"And among the homecomings, one stood out," he said, describing a wooden crucifix nearly 4 feet tall that POWs had created as a tribute to "their friend, their chaplain, their fellow prisoner who had touched their souls and saved their lives -- Father Emil Kapaun."
Kapaun -- who has been called "a shepherd in combat boots" -- was 35 when he died in a POW camp.
"His fellow soldiers who felt his grace and his mercy called him a saint, a blessing from God," Obama said Thursday. "Today, we bestow another title on him -- recipient of our nation's highest military decoration, the Medal of Honor."
Kapaun was honored for "conspicuous gallantry and intrepidity at the risk of his life above and beyond the call of duty" for walking through enemy fire "to provide comfort and medical aid to his comrades and rescue friendly wounded from no-man's land" in Korea.
When U.S. forces he was serving with were surrounded, able-bodied soldiers were ordered to evacuate but Kapaun stayed with the wounded and worked with a Chinese military officer to negotiate a safe surrender.
At one point after he was captured, Kapaun "bravely pushed aside an enemy soldier preparing to execute Sgt. 1st Class Herbert A. Miller," the Medal of Honor citation read.

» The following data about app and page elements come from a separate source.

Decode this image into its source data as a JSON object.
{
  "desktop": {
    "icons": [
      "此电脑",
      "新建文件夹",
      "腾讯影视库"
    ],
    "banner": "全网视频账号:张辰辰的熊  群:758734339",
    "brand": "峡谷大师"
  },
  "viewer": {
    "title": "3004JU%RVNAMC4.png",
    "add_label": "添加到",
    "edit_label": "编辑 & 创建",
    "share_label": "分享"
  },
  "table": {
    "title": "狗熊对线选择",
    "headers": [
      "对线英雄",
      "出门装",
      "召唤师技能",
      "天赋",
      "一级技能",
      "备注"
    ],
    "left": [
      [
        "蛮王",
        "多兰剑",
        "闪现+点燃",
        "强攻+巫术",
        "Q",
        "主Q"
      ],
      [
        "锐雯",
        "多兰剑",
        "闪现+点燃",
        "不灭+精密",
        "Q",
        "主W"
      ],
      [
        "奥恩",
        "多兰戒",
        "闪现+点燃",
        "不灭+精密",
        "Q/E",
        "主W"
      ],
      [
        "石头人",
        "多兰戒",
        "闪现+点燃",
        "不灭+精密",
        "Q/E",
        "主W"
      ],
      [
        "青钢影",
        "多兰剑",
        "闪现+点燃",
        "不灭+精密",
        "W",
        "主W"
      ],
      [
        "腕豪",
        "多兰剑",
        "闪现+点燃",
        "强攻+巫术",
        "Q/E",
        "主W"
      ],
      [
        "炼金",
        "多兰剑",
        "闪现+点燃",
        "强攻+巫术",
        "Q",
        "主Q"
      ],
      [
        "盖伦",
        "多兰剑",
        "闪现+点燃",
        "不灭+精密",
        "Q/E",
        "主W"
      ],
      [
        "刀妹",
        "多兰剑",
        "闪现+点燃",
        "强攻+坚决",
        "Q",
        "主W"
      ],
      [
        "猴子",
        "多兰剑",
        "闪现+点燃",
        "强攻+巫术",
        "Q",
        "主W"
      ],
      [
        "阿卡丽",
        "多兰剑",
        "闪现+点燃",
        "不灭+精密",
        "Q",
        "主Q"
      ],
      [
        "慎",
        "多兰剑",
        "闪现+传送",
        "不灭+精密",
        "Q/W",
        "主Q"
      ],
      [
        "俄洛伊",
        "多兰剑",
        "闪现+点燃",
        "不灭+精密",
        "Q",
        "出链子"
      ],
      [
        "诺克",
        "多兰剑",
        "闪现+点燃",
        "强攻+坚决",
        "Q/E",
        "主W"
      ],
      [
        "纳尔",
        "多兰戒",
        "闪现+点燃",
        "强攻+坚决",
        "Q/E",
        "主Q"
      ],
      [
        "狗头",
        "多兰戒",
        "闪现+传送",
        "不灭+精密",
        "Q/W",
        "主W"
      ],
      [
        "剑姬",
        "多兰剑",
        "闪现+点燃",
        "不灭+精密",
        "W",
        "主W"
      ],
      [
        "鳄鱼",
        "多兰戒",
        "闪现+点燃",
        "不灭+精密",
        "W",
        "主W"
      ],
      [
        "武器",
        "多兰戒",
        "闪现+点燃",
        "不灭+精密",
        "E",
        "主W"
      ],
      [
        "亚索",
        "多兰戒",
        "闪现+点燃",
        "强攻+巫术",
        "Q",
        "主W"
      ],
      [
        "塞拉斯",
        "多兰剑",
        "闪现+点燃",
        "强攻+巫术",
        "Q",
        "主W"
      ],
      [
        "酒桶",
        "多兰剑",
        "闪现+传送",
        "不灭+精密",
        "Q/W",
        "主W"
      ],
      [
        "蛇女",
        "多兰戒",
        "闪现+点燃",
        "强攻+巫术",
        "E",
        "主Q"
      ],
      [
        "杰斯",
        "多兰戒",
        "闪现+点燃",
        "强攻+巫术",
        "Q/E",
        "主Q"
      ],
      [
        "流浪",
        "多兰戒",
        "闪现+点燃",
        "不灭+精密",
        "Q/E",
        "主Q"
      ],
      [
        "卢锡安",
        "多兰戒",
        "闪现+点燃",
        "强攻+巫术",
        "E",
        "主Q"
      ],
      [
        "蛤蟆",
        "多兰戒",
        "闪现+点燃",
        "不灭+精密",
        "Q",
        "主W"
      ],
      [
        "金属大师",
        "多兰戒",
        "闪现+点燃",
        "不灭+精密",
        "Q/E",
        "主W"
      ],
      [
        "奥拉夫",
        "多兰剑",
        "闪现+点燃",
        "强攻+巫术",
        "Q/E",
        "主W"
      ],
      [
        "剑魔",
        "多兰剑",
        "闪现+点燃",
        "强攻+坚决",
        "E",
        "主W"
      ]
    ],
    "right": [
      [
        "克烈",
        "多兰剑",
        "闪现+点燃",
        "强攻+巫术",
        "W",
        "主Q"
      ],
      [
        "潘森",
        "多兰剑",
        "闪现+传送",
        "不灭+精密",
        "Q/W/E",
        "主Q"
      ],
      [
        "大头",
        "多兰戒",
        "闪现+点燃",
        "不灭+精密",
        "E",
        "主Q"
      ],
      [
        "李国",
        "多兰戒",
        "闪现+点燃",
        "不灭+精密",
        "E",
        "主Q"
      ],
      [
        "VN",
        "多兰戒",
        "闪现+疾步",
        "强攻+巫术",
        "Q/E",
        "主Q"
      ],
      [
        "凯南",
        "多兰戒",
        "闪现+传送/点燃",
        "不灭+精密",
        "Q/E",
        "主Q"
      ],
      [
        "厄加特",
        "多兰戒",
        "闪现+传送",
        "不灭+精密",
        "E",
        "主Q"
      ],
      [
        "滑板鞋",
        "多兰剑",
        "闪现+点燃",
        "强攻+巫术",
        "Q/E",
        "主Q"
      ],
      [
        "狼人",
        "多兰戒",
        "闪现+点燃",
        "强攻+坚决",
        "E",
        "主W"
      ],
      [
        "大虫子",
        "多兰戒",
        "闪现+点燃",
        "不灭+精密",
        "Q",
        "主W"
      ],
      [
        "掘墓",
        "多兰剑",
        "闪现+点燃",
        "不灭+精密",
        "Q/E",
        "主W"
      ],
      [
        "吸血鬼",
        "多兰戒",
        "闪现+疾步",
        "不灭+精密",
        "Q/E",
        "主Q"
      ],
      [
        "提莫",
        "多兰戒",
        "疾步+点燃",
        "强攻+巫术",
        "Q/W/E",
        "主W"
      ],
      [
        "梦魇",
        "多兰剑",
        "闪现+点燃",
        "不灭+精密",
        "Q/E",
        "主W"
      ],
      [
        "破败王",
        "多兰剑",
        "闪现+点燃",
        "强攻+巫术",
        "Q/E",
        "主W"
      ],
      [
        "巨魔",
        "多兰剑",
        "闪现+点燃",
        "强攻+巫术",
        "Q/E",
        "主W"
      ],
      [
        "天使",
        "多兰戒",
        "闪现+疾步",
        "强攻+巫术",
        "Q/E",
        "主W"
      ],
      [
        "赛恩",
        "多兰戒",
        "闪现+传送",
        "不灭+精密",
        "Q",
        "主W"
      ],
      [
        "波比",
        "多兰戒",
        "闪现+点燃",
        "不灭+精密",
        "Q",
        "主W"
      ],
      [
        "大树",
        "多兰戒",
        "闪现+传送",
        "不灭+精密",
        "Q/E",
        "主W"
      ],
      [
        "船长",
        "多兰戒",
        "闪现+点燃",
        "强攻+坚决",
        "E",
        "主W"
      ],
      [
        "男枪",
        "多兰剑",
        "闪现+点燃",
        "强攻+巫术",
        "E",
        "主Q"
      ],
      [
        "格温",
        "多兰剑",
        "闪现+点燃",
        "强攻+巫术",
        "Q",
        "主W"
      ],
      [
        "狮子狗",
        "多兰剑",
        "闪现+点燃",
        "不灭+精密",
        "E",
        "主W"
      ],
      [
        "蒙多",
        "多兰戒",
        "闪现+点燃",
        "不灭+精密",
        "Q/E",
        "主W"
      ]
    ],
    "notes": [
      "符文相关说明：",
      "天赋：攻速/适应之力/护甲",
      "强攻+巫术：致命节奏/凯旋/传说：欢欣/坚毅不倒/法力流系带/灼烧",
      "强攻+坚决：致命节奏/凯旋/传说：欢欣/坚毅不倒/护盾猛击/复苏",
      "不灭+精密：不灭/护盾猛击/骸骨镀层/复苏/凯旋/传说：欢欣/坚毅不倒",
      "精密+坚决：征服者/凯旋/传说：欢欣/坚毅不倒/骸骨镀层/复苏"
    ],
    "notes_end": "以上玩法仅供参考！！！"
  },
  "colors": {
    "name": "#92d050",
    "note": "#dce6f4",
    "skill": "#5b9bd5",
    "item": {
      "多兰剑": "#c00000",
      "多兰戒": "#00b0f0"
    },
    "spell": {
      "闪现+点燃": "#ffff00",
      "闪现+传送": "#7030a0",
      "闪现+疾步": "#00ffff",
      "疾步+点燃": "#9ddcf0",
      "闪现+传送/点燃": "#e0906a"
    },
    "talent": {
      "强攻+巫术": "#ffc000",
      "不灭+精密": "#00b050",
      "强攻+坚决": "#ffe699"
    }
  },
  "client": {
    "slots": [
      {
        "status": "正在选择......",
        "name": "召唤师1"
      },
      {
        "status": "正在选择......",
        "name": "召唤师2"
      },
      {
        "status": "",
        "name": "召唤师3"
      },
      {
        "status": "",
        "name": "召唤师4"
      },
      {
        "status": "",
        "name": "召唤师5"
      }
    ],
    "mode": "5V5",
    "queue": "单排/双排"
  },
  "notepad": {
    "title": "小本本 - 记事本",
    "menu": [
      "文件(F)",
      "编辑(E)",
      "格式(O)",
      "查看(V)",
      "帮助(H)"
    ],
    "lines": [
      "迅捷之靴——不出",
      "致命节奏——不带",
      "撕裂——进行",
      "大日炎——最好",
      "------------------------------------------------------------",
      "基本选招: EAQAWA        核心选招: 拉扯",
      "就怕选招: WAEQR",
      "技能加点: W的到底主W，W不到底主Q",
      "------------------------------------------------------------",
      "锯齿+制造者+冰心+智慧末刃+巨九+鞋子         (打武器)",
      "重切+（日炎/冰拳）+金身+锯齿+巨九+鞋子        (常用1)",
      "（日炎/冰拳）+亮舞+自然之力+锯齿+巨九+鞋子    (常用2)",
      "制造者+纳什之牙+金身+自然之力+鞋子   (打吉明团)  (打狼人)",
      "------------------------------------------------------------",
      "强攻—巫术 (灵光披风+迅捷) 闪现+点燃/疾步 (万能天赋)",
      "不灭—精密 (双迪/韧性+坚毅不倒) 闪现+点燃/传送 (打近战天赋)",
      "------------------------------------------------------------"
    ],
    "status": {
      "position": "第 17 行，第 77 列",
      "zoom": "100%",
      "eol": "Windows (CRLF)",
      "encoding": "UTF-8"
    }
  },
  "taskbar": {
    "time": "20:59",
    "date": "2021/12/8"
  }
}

"Not only did Chaplain Kapaun's gallantry save the life of Sergeant Miller, but also his unparalleled courage and leadership inspired all those present, including those who might have otherwise fled in panic to remain and fight the enemy until captured."